Privacy Substitutes by Jonathan Mayer & Arvind Narayanan
Debates over information privacy are often framed as an inescapable conflict between competing interests: a lucrative or beneficial technology, as against privacy risks to consumers. Policy remedies traditionally take the rigid form of either a complete ban, no regulation, or an intermediate zone of modest notice and choice mechanisms. We believe these approaches are unnecessarily constrained. There is often a spectrum of technology alternatives that trade off functionality and profit for consumer privacy.
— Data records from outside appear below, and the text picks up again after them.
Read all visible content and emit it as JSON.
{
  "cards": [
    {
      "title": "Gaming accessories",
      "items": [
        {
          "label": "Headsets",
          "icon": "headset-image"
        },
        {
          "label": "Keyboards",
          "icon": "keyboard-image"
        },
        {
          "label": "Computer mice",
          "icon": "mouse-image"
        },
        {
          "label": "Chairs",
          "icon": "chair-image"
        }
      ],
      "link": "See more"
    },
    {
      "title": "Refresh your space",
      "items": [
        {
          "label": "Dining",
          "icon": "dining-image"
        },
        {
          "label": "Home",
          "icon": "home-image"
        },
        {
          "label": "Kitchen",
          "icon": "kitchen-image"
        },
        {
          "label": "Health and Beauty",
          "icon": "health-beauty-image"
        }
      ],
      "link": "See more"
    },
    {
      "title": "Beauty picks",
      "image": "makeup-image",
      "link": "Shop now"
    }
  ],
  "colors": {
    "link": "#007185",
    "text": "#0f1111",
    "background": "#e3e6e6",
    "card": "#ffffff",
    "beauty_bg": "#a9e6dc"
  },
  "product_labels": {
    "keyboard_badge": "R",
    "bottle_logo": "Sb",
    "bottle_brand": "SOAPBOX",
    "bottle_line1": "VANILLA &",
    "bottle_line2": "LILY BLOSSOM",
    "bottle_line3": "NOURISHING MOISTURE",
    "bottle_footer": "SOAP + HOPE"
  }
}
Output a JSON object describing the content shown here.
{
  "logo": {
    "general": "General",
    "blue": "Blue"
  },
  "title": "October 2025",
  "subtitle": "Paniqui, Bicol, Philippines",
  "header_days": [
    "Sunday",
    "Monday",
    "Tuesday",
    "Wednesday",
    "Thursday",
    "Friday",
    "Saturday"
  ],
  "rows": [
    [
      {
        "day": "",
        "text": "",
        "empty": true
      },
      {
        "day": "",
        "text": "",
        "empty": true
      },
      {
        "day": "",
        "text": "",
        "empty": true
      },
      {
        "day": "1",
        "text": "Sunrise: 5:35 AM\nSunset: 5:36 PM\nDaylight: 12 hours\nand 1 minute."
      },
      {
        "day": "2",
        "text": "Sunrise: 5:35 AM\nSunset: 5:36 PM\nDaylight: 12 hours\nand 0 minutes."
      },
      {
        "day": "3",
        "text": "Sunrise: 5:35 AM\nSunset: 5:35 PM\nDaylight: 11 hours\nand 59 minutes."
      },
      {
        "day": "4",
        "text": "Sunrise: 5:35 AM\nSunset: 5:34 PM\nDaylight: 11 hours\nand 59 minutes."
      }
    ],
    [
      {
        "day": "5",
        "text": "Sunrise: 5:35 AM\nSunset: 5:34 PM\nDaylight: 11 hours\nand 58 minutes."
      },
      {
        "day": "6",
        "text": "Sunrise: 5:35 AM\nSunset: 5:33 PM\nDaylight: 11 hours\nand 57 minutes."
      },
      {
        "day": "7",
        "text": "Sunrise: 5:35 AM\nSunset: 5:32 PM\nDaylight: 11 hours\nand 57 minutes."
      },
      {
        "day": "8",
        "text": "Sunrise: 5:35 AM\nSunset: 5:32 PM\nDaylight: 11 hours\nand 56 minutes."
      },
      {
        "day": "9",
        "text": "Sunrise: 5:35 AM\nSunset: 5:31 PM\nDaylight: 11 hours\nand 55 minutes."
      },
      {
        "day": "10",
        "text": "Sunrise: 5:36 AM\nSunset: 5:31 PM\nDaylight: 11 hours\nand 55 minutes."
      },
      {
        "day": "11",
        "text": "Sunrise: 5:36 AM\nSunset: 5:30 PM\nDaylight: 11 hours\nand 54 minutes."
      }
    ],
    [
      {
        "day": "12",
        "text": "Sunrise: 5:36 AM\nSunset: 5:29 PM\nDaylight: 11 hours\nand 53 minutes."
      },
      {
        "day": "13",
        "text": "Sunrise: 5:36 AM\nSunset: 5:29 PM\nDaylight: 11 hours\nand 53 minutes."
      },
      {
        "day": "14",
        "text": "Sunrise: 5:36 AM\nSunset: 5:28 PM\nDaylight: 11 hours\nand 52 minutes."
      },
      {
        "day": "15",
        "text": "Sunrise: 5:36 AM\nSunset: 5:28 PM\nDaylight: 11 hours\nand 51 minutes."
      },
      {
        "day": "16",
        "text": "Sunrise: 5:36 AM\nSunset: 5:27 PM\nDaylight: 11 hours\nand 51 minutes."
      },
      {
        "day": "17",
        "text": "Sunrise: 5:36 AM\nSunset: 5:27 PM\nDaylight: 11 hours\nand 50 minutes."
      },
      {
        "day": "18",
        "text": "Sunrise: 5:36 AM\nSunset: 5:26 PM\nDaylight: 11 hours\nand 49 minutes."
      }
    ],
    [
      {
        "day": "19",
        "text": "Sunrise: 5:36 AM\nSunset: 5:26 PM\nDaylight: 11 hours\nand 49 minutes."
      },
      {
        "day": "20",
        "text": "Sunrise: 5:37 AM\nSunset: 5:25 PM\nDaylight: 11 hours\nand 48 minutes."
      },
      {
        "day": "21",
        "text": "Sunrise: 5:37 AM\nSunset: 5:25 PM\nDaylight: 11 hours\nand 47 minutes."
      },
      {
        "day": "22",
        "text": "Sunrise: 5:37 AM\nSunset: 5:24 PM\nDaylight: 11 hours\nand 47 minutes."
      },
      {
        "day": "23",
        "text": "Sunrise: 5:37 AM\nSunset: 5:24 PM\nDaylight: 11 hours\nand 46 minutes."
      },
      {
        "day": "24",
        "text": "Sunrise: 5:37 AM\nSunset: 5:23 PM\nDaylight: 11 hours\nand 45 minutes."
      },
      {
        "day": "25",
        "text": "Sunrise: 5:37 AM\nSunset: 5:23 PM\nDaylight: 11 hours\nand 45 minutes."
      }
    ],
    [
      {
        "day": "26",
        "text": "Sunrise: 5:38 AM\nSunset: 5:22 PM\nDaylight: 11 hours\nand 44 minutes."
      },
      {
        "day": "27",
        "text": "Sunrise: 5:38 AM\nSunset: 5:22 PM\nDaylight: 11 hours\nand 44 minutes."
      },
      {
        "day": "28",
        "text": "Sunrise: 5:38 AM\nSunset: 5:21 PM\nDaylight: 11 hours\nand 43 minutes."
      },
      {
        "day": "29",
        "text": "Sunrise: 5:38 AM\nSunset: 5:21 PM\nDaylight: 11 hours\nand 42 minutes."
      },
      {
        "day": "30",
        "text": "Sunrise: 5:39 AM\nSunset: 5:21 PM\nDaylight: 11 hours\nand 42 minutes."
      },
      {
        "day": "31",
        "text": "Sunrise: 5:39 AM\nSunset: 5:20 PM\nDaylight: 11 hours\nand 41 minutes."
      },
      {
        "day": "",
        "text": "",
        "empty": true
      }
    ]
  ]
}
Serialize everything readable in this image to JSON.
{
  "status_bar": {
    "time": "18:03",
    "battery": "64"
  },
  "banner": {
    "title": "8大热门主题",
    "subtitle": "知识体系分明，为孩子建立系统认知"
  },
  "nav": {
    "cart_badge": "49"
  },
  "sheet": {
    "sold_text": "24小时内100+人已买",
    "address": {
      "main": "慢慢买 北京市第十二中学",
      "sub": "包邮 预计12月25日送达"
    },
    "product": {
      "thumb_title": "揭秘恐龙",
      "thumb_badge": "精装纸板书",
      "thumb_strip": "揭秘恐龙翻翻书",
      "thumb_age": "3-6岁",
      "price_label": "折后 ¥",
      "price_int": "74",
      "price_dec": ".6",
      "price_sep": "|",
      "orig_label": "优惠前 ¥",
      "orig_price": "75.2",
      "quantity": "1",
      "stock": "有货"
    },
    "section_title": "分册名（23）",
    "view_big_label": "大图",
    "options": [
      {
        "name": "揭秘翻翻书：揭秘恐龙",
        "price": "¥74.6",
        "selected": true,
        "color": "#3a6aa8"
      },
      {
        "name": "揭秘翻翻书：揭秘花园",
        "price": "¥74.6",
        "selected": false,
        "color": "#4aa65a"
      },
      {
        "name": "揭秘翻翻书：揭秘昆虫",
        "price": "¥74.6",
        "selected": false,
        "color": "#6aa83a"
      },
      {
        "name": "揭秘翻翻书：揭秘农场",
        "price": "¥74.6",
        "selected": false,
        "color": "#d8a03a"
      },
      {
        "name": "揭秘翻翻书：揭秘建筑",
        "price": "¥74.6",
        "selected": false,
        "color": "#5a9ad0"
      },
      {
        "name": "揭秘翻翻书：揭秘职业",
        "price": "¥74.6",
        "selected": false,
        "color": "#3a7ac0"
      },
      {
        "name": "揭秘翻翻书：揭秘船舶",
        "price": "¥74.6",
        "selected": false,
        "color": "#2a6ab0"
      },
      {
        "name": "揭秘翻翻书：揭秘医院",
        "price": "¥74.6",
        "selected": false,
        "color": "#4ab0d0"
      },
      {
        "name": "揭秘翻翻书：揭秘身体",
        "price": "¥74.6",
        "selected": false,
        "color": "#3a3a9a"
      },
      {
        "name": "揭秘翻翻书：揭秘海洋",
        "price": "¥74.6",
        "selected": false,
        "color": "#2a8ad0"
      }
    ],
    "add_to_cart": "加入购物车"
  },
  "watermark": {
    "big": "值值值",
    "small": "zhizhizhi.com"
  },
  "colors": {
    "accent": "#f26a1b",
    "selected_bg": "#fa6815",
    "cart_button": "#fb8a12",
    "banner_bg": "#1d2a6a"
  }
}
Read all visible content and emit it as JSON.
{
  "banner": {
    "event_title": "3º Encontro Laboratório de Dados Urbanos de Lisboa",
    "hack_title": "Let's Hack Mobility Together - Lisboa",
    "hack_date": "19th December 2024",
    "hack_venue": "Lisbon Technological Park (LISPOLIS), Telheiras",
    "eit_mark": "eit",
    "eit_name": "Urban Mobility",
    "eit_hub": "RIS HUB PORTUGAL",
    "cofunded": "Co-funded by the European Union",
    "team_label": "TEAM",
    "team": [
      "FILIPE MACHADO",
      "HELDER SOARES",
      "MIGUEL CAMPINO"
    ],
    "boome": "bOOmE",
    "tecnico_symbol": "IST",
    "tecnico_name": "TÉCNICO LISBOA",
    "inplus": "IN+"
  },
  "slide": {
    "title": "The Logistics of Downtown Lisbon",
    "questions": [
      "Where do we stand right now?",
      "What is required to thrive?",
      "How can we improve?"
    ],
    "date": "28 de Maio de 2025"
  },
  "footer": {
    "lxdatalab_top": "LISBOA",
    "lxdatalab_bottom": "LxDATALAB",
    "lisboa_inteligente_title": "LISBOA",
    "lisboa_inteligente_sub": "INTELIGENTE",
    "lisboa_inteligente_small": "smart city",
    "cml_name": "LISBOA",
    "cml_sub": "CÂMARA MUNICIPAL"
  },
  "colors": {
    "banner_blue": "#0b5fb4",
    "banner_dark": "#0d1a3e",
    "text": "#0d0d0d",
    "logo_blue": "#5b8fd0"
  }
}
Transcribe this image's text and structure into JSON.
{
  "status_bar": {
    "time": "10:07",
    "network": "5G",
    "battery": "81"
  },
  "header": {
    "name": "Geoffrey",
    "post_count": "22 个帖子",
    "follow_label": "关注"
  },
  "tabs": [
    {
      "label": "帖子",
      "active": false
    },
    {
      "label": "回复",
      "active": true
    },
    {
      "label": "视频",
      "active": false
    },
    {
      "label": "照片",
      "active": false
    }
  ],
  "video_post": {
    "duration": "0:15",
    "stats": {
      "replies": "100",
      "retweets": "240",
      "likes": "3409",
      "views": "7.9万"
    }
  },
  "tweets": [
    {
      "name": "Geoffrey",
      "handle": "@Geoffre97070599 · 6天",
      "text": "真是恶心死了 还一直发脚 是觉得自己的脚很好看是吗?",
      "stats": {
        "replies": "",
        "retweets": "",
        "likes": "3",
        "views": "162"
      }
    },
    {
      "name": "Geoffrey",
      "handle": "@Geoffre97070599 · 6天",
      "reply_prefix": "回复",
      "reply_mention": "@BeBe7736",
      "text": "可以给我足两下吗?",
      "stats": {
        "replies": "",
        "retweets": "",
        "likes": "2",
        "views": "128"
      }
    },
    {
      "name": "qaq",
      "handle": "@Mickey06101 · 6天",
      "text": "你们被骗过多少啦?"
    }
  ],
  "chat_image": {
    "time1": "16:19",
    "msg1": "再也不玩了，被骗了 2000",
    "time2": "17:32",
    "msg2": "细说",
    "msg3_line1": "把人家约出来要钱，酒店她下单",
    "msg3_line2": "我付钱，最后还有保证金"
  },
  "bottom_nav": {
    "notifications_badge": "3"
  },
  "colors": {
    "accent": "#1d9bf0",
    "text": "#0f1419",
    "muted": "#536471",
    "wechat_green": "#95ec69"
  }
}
We term these alternatives “privacy substitutes,” and in this Essay we argue that public policy on information privacy issues can and should be a careful exercise in both selecting among, and providing incentives for, privacy substitutes.
Also available from Stanford Law Review Online.